Problem:
Among the lines below, how many have the word "ballot"? The reply is that number alone.

··· Given records

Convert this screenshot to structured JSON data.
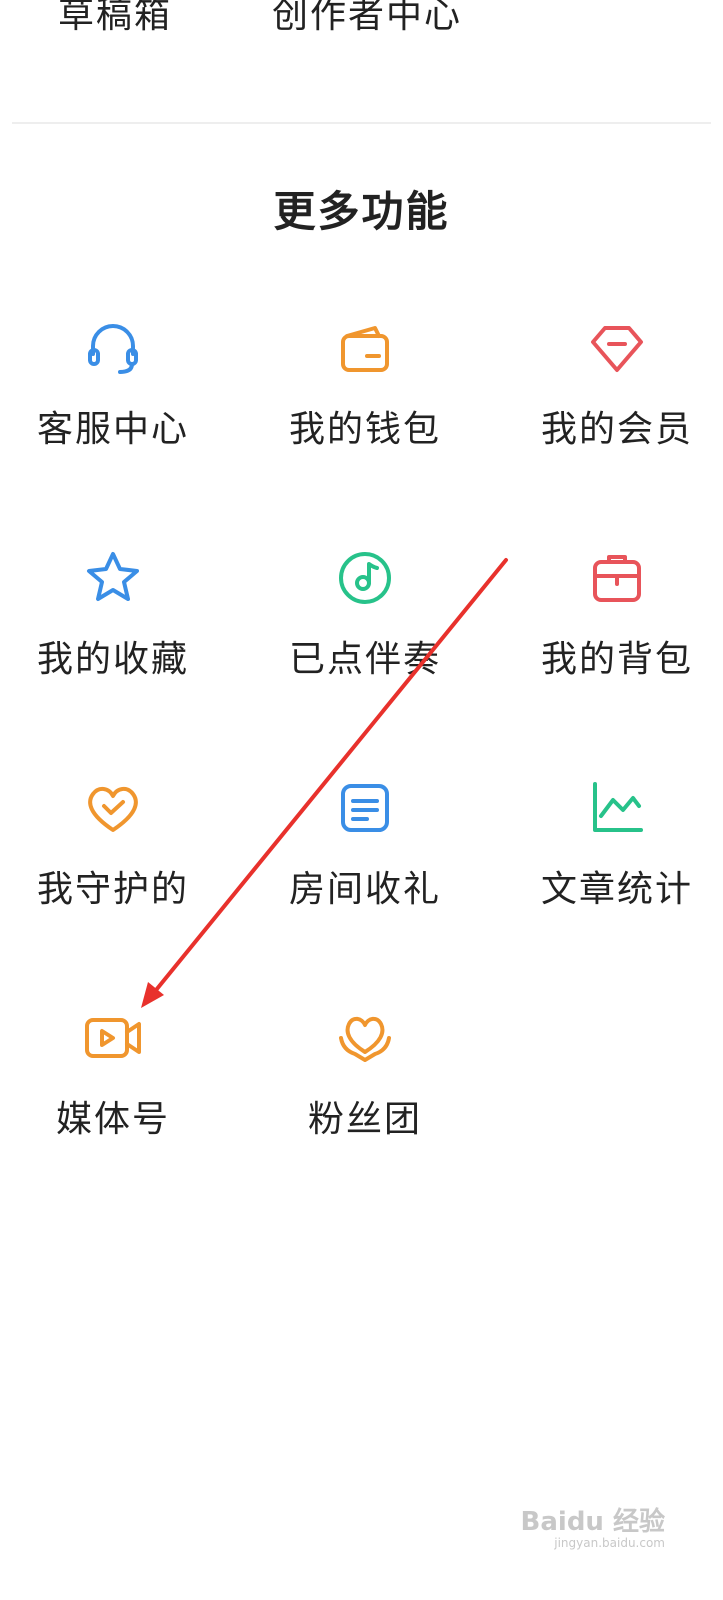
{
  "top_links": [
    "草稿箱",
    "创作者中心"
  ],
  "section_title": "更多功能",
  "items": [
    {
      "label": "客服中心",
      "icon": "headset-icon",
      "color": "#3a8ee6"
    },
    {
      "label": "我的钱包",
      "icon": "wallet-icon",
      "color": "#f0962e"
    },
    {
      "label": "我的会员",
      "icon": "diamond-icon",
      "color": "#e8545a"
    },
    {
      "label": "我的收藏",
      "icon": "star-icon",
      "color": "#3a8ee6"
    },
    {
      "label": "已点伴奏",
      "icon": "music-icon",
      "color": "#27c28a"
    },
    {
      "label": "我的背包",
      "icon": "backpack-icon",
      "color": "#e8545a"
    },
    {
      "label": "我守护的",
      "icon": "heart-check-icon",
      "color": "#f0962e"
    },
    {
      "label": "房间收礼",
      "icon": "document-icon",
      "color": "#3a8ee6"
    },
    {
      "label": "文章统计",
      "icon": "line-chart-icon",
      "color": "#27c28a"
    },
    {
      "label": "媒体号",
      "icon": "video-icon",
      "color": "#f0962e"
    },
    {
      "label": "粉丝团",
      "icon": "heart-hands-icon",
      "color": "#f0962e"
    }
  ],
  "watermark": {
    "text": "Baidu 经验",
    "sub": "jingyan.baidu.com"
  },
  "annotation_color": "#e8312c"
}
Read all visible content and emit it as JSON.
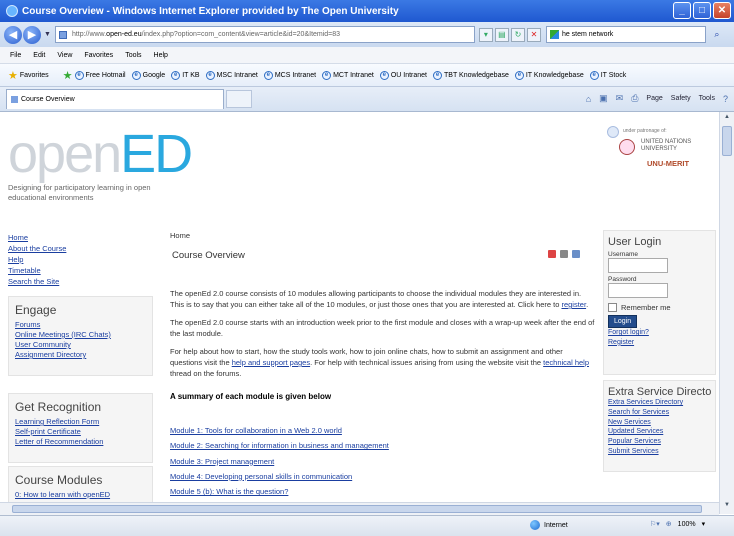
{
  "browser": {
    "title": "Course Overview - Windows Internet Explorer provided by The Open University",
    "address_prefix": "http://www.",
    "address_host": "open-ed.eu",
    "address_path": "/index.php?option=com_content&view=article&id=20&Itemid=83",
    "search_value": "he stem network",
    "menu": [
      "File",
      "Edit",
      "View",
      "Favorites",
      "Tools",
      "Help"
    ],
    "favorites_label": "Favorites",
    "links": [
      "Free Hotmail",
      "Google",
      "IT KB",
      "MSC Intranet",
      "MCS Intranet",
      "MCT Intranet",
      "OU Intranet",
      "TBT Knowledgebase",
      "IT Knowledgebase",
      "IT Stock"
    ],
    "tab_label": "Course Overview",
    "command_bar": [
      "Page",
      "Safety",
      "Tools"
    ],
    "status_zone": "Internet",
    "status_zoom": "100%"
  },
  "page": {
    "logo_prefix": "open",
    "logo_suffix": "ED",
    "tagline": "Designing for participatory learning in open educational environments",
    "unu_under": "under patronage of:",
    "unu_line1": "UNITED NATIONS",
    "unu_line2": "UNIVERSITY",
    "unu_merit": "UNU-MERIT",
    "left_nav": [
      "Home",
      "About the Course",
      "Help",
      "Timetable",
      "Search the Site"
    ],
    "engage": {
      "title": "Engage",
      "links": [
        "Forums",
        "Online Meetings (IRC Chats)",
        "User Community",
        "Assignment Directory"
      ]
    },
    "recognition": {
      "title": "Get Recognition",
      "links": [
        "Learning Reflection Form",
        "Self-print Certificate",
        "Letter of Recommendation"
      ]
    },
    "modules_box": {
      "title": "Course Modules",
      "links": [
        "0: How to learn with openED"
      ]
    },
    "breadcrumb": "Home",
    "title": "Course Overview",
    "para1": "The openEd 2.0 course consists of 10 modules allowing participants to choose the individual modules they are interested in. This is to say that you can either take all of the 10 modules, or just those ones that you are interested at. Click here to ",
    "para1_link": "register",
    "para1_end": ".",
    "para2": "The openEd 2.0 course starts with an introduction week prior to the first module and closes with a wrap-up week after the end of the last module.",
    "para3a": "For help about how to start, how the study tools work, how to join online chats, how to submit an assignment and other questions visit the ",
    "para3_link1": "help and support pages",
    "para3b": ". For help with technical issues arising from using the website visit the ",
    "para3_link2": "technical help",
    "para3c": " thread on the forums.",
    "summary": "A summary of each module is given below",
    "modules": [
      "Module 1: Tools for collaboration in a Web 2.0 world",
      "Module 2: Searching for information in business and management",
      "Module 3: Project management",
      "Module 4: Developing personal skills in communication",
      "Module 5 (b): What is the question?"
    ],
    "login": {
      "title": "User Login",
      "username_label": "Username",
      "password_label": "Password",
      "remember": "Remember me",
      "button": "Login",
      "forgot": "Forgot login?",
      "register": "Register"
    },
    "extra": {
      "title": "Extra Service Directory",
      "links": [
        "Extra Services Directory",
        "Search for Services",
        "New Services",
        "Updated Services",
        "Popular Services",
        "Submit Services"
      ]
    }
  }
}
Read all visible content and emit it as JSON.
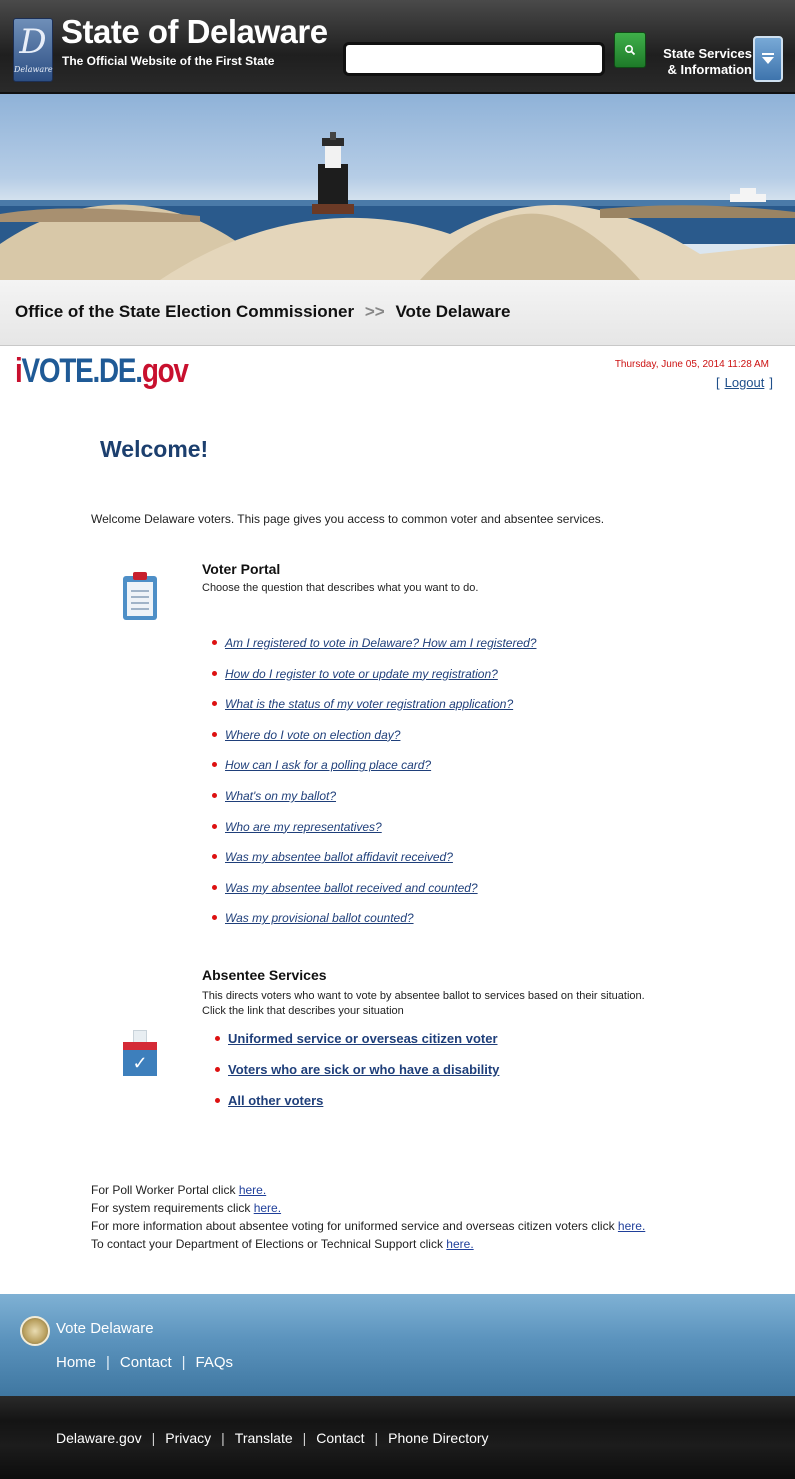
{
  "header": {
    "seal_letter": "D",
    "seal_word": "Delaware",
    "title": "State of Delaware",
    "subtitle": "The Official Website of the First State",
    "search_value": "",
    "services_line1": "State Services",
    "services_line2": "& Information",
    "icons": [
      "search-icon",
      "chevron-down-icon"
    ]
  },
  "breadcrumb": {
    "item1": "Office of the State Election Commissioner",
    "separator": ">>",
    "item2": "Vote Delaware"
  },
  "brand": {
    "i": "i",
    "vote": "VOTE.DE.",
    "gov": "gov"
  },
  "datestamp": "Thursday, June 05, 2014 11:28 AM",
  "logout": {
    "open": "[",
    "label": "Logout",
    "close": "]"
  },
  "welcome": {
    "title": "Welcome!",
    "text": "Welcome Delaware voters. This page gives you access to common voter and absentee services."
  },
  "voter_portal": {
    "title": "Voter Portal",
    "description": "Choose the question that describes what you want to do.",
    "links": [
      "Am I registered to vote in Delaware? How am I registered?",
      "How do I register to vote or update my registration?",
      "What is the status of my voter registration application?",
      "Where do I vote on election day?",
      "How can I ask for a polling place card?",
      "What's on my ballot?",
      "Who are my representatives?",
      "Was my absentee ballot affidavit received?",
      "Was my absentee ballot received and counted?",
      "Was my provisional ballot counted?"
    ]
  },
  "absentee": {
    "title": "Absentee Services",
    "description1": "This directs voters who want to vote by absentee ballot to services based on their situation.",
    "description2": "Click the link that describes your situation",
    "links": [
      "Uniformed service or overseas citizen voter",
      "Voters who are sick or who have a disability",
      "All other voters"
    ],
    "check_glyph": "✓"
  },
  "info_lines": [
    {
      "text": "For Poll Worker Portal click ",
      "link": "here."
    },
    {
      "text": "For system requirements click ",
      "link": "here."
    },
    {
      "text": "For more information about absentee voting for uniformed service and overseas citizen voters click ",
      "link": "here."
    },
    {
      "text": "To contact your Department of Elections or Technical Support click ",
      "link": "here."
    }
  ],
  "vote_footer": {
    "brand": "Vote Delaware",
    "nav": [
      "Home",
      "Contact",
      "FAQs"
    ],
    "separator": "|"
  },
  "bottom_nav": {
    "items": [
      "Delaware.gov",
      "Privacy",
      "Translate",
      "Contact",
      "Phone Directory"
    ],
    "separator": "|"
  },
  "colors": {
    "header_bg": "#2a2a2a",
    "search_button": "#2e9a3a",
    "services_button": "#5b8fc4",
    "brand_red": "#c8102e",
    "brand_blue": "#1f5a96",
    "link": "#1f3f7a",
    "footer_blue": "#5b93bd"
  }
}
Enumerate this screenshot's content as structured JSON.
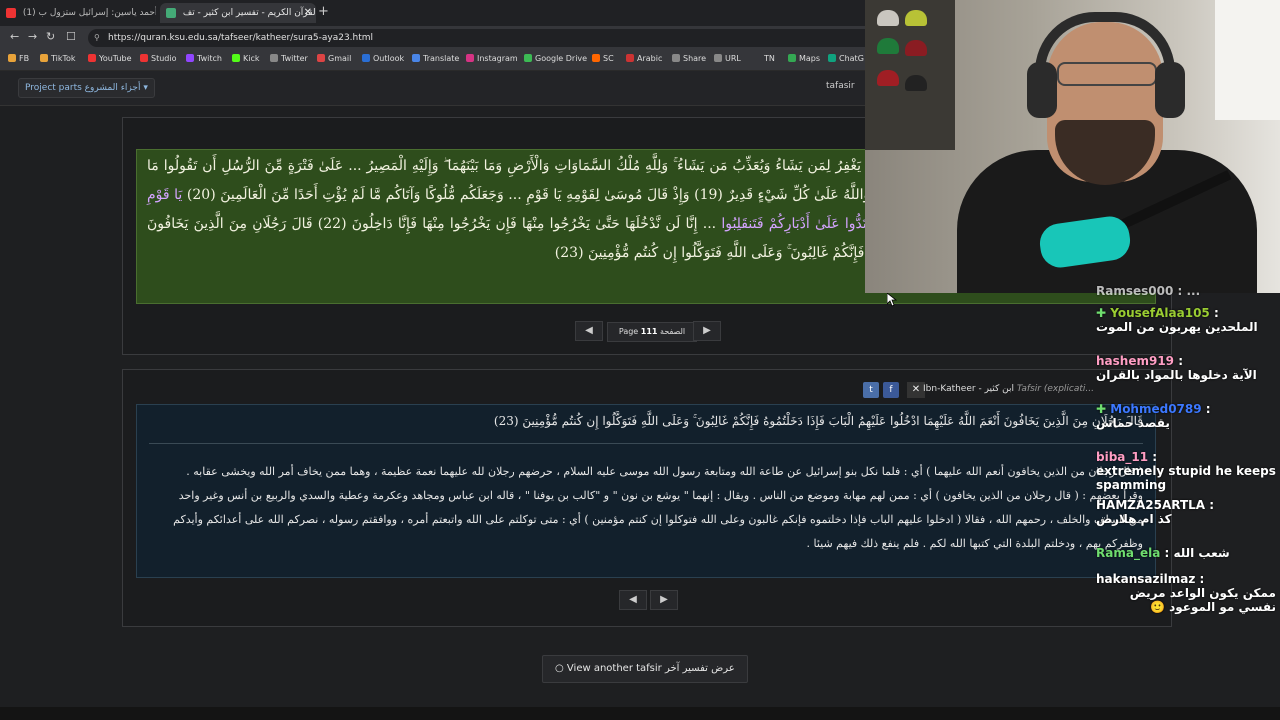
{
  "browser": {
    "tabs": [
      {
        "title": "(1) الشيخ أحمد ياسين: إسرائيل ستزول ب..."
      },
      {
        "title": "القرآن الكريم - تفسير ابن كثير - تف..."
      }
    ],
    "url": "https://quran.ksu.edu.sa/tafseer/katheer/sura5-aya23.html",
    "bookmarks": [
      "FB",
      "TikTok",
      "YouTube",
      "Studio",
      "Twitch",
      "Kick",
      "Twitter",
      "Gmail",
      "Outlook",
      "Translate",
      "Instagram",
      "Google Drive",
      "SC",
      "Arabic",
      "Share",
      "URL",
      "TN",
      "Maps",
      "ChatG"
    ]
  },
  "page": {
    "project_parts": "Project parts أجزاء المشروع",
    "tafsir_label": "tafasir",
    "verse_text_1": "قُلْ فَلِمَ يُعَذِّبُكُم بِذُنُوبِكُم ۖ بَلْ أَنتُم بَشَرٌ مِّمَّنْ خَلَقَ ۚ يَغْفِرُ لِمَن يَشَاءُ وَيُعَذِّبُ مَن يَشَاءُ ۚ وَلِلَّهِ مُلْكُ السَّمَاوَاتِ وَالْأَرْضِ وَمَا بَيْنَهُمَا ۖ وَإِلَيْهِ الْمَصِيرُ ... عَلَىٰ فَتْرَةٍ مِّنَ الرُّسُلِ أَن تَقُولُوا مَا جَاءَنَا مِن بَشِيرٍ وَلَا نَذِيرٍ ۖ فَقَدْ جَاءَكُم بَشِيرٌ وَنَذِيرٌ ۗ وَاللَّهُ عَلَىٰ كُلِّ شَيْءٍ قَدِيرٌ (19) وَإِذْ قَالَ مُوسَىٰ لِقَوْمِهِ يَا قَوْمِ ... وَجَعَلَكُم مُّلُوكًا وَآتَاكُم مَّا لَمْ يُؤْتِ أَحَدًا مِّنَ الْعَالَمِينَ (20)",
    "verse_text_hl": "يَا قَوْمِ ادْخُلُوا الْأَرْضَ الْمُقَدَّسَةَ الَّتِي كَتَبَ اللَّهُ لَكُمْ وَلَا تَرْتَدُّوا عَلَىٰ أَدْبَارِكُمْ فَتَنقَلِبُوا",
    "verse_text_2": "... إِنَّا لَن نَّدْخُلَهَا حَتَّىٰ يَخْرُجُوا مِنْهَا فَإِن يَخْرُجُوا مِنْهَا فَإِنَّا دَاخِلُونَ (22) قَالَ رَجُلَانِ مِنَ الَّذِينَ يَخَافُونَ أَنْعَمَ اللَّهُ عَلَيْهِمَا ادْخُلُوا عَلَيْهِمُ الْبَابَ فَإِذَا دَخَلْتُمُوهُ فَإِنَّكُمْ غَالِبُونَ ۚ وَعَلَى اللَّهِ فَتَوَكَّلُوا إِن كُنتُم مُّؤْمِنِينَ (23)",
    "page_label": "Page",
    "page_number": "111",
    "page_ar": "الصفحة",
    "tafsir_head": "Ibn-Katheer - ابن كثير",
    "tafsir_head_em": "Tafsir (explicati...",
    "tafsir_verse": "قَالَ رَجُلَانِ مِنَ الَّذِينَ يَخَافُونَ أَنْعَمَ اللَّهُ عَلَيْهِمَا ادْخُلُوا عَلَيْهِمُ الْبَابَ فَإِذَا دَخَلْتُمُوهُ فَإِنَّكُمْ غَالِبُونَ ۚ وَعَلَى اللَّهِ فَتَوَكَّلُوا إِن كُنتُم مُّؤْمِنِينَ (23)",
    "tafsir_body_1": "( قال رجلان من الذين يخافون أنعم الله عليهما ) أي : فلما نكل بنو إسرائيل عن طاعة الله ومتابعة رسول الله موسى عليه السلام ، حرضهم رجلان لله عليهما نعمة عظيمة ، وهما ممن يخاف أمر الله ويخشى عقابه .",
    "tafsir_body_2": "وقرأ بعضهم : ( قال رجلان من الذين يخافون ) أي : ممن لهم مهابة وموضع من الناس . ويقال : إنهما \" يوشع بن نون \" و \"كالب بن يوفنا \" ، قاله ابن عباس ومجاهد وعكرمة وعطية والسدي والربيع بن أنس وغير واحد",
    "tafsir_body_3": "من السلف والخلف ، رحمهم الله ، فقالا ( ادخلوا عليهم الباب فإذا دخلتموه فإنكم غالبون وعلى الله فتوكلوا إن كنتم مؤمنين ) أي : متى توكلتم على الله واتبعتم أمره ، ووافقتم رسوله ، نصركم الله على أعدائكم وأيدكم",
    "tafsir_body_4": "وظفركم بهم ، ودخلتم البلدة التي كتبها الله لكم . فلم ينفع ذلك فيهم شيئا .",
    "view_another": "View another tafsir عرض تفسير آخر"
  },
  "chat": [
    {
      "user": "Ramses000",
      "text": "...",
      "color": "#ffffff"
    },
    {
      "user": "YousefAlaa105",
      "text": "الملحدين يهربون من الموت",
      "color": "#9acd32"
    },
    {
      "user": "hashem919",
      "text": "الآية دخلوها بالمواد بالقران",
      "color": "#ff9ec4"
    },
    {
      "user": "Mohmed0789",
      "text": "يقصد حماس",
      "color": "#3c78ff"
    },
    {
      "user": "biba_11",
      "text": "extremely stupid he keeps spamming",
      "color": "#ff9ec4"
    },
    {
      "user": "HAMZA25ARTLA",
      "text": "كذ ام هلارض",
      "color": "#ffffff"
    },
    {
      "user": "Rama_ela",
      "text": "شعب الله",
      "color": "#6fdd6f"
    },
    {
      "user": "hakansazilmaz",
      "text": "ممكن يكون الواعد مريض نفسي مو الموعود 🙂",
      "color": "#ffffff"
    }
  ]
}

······

Result of this exercise:
5